* [PROBLEM DETAILS]:
Retype the records exactly.

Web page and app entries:
= Beginning of Section =
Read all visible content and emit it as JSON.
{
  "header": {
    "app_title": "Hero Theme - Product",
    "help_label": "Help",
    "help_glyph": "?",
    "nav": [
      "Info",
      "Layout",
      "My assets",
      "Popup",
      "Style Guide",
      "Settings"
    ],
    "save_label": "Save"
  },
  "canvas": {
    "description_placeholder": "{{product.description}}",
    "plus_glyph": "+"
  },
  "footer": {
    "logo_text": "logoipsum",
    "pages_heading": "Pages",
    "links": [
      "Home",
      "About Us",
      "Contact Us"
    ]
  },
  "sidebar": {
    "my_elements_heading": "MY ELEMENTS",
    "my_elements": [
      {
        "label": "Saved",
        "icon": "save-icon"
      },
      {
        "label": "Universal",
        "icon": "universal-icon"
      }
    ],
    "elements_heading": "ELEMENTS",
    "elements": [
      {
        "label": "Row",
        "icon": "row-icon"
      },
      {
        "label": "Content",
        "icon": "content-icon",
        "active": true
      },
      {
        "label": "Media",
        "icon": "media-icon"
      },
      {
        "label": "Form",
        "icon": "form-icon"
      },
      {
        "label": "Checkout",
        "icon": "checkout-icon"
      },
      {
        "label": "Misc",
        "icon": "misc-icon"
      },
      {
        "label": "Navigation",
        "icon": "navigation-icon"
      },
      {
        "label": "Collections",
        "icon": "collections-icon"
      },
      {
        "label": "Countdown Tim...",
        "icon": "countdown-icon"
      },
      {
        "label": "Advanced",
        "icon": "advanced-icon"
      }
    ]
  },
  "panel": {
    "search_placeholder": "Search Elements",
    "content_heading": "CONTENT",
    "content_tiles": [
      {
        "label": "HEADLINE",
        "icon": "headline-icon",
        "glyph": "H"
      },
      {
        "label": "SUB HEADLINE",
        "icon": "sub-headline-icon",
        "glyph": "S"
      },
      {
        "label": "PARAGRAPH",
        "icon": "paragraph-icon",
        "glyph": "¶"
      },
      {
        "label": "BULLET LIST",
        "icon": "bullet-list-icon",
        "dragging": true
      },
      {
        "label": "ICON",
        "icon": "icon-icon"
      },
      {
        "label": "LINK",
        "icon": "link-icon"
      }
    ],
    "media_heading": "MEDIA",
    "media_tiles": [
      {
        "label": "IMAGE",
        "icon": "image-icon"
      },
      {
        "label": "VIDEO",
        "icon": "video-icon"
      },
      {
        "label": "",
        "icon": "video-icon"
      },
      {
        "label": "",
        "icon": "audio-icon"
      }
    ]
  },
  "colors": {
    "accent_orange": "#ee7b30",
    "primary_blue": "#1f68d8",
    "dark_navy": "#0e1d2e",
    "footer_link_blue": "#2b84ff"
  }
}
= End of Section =
* [ANSWER TO THE EXERCISE]:
Read all visible content and emit it as JSON.
{
  "header": {
    "app_title": "Hero Theme - Product",
    "help_label": "Help",
    "help_glyph": "?",
    "nav": [
      "Info",
      "Layout",
      "My assets",
      "Popup",
      "Style Guide",
      "Settings"
    ],
    "save_label": "Save"
  },
  "canvas": {
    "description_placeholder": "{{product.description}}",
    "plus_glyph": "+"
  },
  "footer": {
    "logo_text": "logoipsum",
    "pages_heading": "Pages",
    "links": [
      "Home",
      "About Us",
      "Contact Us"
    ]
  },
  "sidebar": {
    "my_elements_heading": "MY ELEMENTS",
    "my_elements": [
      {
        "label": "Saved",
        "icon": "save-icon"
      },
      {
        "label": "Universal",
        "icon": "universal-icon"
      }
    ],
    "elements_heading": "ELEMENTS",
    "elements": [
      {
        "label": "Row",
        "icon": "row-icon"
      },
      {
        "label": "Content",
        "icon": "content-icon",
        "active": true
      },
      {
        "label": "Media",
        "icon": "media-icon"
      },
      {
        "label": "Form",
        "icon": "form-icon"
      },
      {
        "label": "Checkout",
        "icon": "checkout-icon"
      },
      {
        "label": "Misc",
        "icon": "misc-icon"
      },
      {
        "label": "Navigation",
        "icon": "navigation-icon"
      },
      {
        "label": "Collections",
        "icon": "collections-icon"
      },
      {
        "label": "Countdown Tim...",
        "icon": "countdown-icon"
      },
      {
        "label": "Advanced",
        "icon": "advanced-icon"
      }
    ]
  },
  "panel": {
    "search_placeholder": "Search Elements",
    "content_heading": "CONTENT",
    "content_tiles": [
      {
        "label": "HEADLINE",
        "icon": "headline-icon",
        "glyph": "H"
      },
      {
        "label": "SUB HEADLINE",
        "icon": "sub-headline-icon",
        "glyph": "S"
      },
      {
        "label": "PARAGRAPH",
        "icon": "paragraph-icon",
        "glyph": "¶"
      },
      {
        "label": "BULLET LIST",
        "icon": "bullet-list-icon",
        "dragging": true
      },
      {
        "label": "ICON",
        "icon": "icon-icon"
      },
      {
        "label": "LINK",
        "icon": "link-icon"
      }
    ],
    "media_heading": "MEDIA",
    "media_tiles": [
      {
        "label": "IMAGE",
        "icon": "image-icon"
      },
      {
        "label": "VIDEO",
        "icon": "video-icon"
      },
      {
        "label": "",
        "icon": "video-icon"
      },
      {
        "label": "",
        "icon": "audio-icon"
      }
    ]
  },
  "colors": {
    "accent_orange": "#ee7b30",
    "primary_blue": "#1f68d8",
    "dark_navy": "#0e1d2e",
    "footer_link_blue": "#2b84ff"
  }
}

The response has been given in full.